       With the objective of orienting these sport fishing tourism professionals, so that they might better serve the fly fisherman, they were instructed in various concepts and approaches to the multiple aspects associated with the subject.


       The Rio Roosevelt Lodge fishing guides received practical training, with exercises in casting, plus instruction in adapting the concepts of fly fishing to the conditions of the region. In the end, they were prepared to welcome the fly fisherman safely and with the appropriate know-how.
       At the completion of training, the Rio Roosevelt Lodge was equipped to receive and meet the needs of the more demanding fly fishing public – further differentiating itself among Brazilian fishing lodges.


       This initiative to qualify guides in the practice of fly fishing is almost unheard of in Brazil. This past September we conducted the first such course exclusively for the guides of Xingú River Lodge (another High Hook Fishing Tours property), in the State of Pará, qualifying its guides. As a result the guides of the Rio Roosevelt and Xingu River Lodges have been certified in fly fishing techniques by the Fly Cast school.


       This course was held over 3 days – during the evening hours of which we conducted lectures and discussions on theory – while during the mornings we provided practical training).


       Topics like reading the water, safety procedures, judging distance, approaching a fishing location, positioning and handling of boats were broadly discussed. Selecting and working with flies, assembling equipment and tying leaders, were also subjects covered in the lectures. In the practical portion of the course, guides received training in casting (this provided more for the purpose of orientation, as they do not fish with their clients), solidifying their understanding of the theory. An outing by boat, demonstrating the most promising fly fishing locations, ideal distances for casting, working with flies and how they function in practice, among other subjects, provided the guides with a thorough understanding of the theory and practice of fly fishing – enabling them to satisfactorily meet the needs of the fly fisherman.

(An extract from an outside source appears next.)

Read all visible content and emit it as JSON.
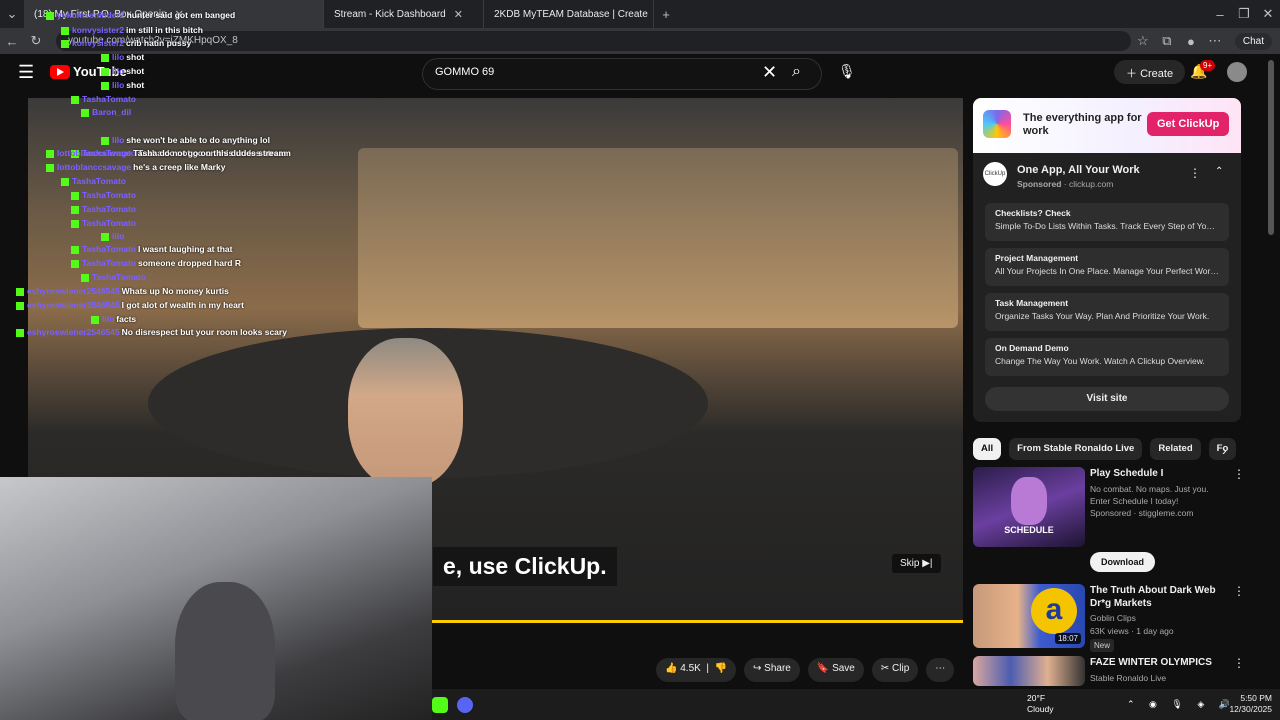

       In addition to these specific topics, other topics were covered by Ian Sulocki, one of the principals of High Hook Fishing Tours and a consultant to PNDPA (the Brazilian Sport Fishing Association) regarding the general subject of sport fishing.


Fishing Gear

  - For this fishing trip I used a Sage Xi2 - #8 fly rod – Royal Wolff line TTBT-8-I and Rio line WFBT-8-F – and a G. Loomis Venture 7 fly reel


  - Various streamers (for payara, peacock bass and bicuda); poppers, divers and sliders (for peacock bass); grasshoppers and wolly buggers (for matrinxã); coquinho – small coconut fruits (for pacú).

  For information about travel packages and fishing at the Rio Roosevelt Lodge consult: High Hook Fishing Tours
Special thanks: We’d like to extend our appreciation to our friends Ian Sulocki and Flávio Ferreira, both of High Hook Fishing Tours and to the staff and guides of the Rio Roosevelt Lodge. Many thanks.